___ Input for this task ___

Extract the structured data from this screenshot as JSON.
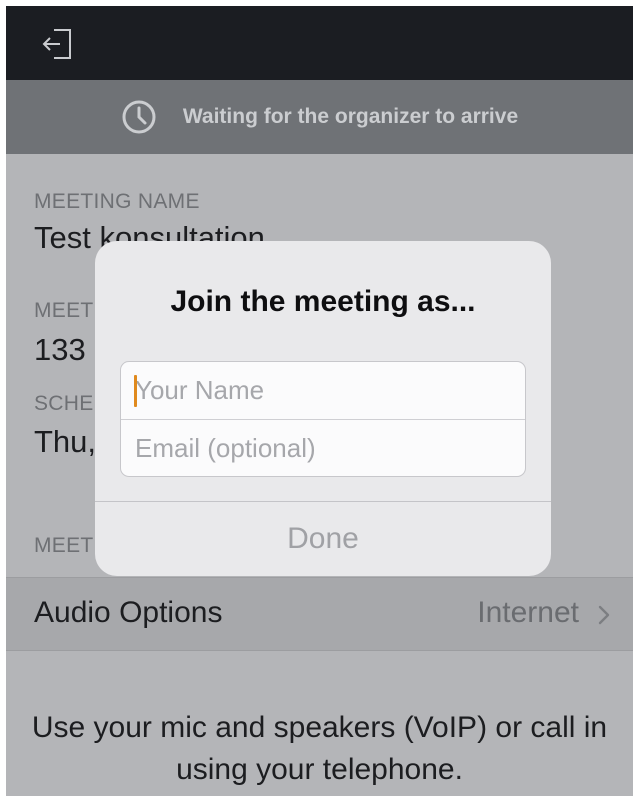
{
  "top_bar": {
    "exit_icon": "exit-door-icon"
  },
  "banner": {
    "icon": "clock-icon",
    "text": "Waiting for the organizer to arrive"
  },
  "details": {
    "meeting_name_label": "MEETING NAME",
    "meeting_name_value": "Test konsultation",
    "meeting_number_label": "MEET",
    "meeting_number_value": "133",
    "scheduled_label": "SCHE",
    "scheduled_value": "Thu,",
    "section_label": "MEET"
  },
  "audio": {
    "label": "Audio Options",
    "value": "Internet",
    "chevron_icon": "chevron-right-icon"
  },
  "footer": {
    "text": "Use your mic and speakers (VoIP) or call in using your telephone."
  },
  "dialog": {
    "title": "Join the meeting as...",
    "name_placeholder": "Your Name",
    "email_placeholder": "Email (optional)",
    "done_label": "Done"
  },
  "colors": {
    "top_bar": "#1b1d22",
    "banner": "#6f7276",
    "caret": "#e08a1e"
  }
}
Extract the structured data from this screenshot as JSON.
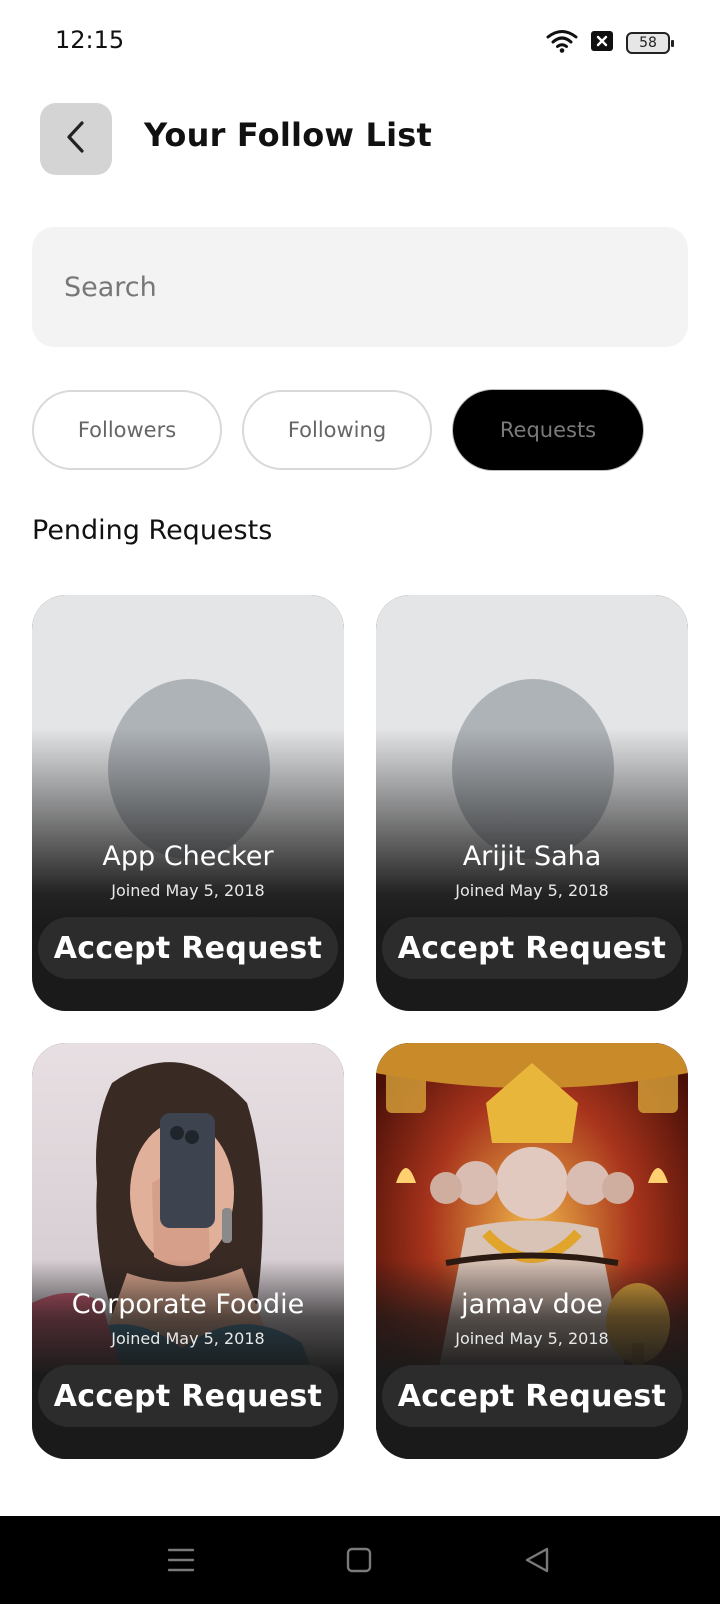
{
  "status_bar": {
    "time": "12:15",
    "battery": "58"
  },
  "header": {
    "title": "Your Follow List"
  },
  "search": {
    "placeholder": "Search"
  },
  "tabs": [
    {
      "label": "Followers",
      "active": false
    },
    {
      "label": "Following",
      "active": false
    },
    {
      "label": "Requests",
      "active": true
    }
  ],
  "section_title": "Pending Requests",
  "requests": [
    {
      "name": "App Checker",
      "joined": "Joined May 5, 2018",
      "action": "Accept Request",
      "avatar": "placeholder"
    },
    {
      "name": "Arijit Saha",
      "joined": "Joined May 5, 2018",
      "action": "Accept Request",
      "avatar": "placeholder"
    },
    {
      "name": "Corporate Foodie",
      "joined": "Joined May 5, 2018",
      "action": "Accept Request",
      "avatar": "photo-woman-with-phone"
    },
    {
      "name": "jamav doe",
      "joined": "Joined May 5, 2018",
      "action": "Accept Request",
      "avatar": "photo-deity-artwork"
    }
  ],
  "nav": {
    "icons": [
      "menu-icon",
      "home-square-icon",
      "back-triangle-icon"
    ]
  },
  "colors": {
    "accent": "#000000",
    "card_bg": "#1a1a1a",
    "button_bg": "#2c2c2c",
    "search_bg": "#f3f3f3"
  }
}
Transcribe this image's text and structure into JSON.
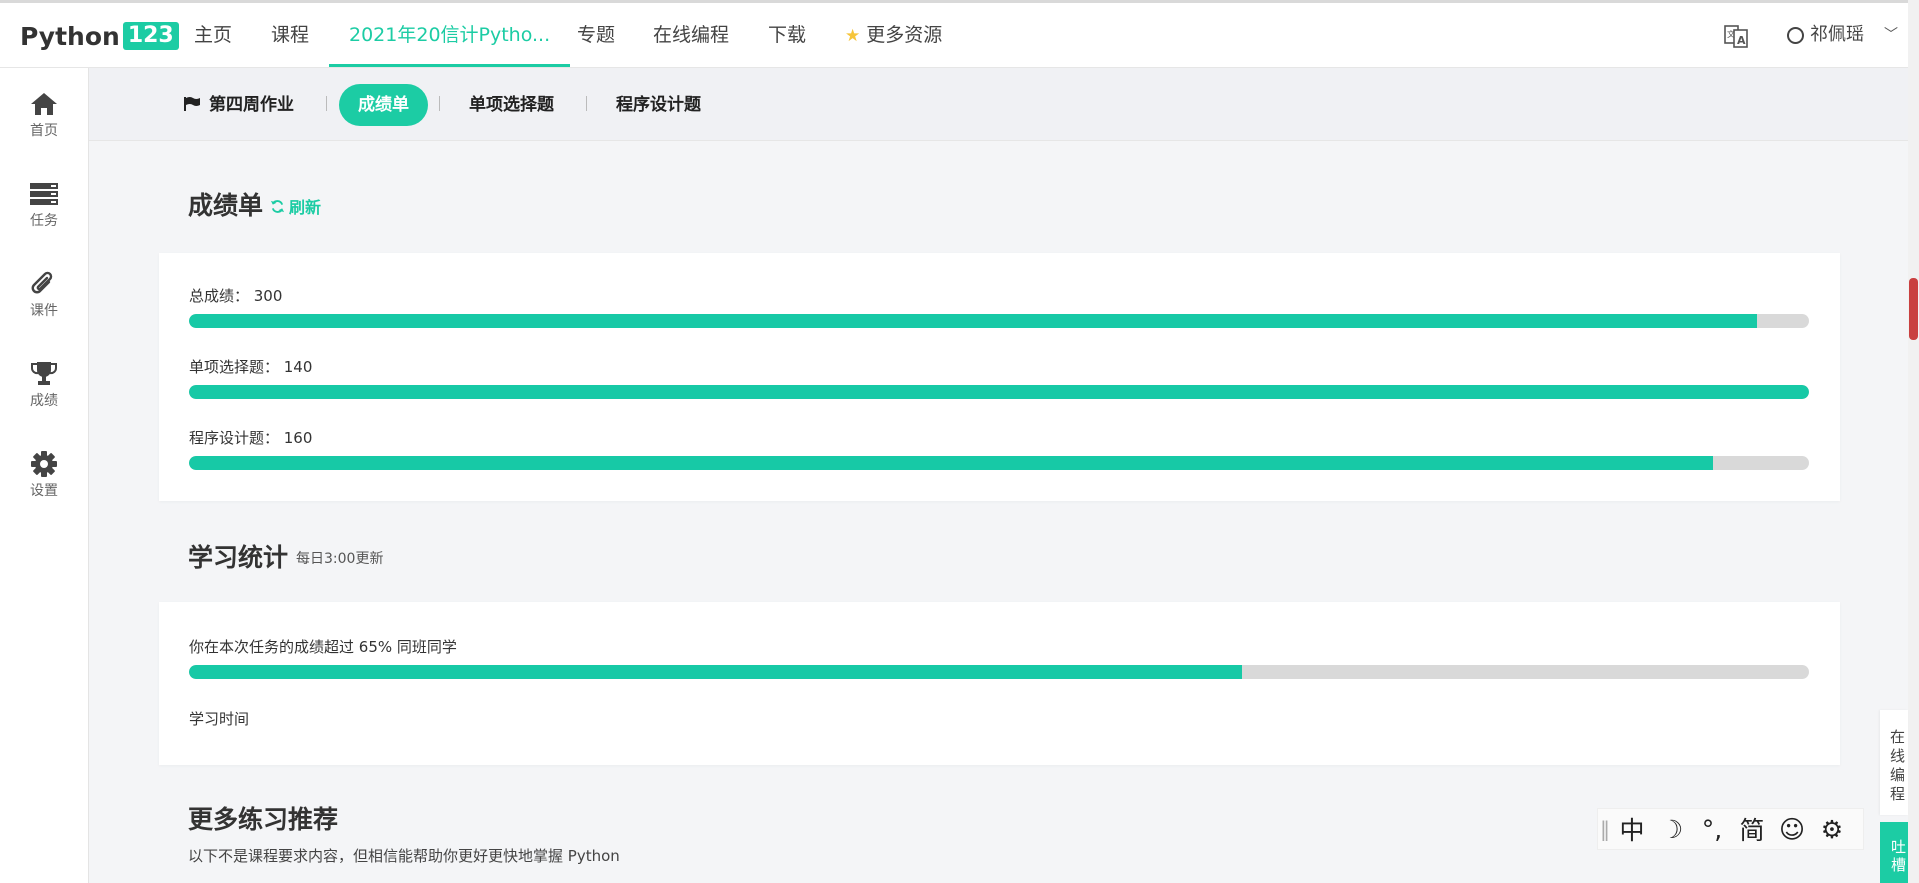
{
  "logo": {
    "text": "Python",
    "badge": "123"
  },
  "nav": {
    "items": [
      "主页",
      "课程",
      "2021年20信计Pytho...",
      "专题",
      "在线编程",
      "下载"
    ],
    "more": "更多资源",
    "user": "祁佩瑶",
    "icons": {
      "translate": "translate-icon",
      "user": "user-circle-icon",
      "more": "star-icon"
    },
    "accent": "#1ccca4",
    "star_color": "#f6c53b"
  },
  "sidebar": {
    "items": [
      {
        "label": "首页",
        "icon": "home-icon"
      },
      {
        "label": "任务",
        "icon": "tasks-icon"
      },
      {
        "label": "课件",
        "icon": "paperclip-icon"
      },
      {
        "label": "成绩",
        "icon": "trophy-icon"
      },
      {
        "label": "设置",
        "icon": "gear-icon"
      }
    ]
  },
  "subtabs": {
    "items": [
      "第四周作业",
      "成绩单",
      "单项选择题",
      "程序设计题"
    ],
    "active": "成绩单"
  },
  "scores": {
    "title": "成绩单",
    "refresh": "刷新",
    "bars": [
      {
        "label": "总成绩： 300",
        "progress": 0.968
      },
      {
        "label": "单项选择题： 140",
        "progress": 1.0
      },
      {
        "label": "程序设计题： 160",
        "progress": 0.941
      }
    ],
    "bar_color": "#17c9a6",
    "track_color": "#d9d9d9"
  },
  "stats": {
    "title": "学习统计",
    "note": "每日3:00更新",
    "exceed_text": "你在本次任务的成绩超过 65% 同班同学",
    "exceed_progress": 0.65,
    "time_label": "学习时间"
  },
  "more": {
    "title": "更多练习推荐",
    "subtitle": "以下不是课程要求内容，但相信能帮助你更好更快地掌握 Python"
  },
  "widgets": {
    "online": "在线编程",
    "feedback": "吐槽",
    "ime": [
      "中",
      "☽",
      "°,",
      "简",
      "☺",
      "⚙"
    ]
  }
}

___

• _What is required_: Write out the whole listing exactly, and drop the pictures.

• _Task answer_:
Extract the structured data from this screenshot as JSON.
{
  "top_bar": {
    "exit_icon": "exit-door-icon"
  },
  "banner": {
    "icon": "clock-icon",
    "text": "Waiting for the organizer to arrive"
  },
  "details": {
    "meeting_name_label": "MEETING NAME",
    "meeting_name_value": "Test konsultation",
    "meeting_number_label": "MEET",
    "meeting_number_value": "133",
    "scheduled_label": "SCHE",
    "scheduled_value": "Thu,",
    "section_label": "MEET"
  },
  "audio": {
    "label": "Audio Options",
    "value": "Internet",
    "chevron_icon": "chevron-right-icon"
  },
  "footer": {
    "text": "Use your mic and speakers (VoIP) or call in using your telephone."
  },
  "dialog": {
    "title": "Join the meeting as...",
    "name_placeholder": "Your Name",
    "email_placeholder": "Email (optional)",
    "done_label": "Done"
  },
  "colors": {
    "top_bar": "#1b1d22",
    "banner": "#6f7276",
    "caret": "#e08a1e"
  }
}
Extract the structured data from this screenshot as JSON.
{
  "status_bar": {
    "time": "12:15",
    "battery": "58"
  },
  "header": {
    "title": "Your Follow List"
  },
  "search": {
    "placeholder": "Search"
  },
  "tabs": [
    {
      "label": "Followers",
      "active": false
    },
    {
      "label": "Following",
      "active": false
    },
    {
      "label": "Requests",
      "active": true
    }
  ],
  "section_title": "Pending Requests",
  "requests": [
    {
      "name": "App Checker",
      "joined": "Joined May 5, 2018",
      "action": "Accept Request",
      "avatar": "placeholder"
    },
    {
      "name": "Arijit Saha",
      "joined": "Joined May 5, 2018",
      "action": "Accept Request",
      "avatar": "placeholder"
    },
    {
      "name": "Corporate Foodie",
      "joined": "Joined May 5, 2018",
      "action": "Accept Request",
      "avatar": "photo-woman-with-phone"
    },
    {
      "name": "jamav doe",
      "joined": "Joined May 5, 2018",
      "action": "Accept Request",
      "avatar": "photo-deity-artwork"
    }
  ],
  "nav": {
    "icons": [
      "menu-icon",
      "home-square-icon",
      "back-triangle-icon"
    ]
  },
  "colors": {
    "accent": "#000000",
    "card_bg": "#1a1a1a",
    "button_bg": "#2c2c2c",
    "search_bg": "#f3f3f3"
  }
}
Transcribe this image's text and structure into JSON.
{
  "logo": {
    "text": "Python",
    "badge": "123"
  },
  "nav": {
    "items": [
      "主页",
      "课程",
      "2021年20信计Pytho...",
      "专题",
      "在线编程",
      "下载"
    ],
    "more": "更多资源",
    "user": "祁佩瑶",
    "icons": {
      "translate": "translate-icon",
      "user": "user-circle-icon",
      "more": "star-icon"
    },
    "accent": "#1ccca4",
    "star_color": "#f6c53b"
  },
  "sidebar": {
    "items": [
      {
        "label": "首页",
        "icon": "home-icon"
      },
      {
        "label": "任务",
        "icon": "tasks-icon"
      },
      {
        "label": "课件",
        "icon": "paperclip-icon"
      },
      {
        "label": "成绩",
        "icon": "trophy-icon"
      },
      {
        "label": "设置",
        "icon": "gear-icon"
      }
    ]
  },
  "subtabs": {
    "items": [
      "第四周作业",
      "成绩单",
      "单项选择题",
      "程序设计题"
    ],
    "active": "成绩单"
  },
  "scores": {
    "title": "成绩单",
    "refresh": "刷新",
    "bars": [
      {
        "label": "总成绩： 300",
        "progress": 0.968
      },
      {
        "label": "单项选择题： 140",
        "progress": 1.0
      },
      {
        "label": "程序设计题： 160",
        "progress": 0.941
      }
    ],
    "bar_color": "#17c9a6",
    "track_color": "#d9d9d9"
  },
  "stats": {
    "title": "学习统计",
    "note": "每日3:00更新",
    "exceed_text": "你在本次任务的成绩超过 65% 同班同学",
    "exceed_progress": 0.65,
    "time_label": "学习时间"
  },
  "more": {
    "title": "更多练习推荐",
    "subtitle": "以下不是课程要求内容，但相信能帮助你更好更快地掌握 Python"
  },
  "widgets": {
    "online": "在线编程",
    "feedback": "吐槽",
    "ime": [
      "中",
      "☽",
      "°,",
      "简",
      "☺",
      "⚙"
    ]
  }
}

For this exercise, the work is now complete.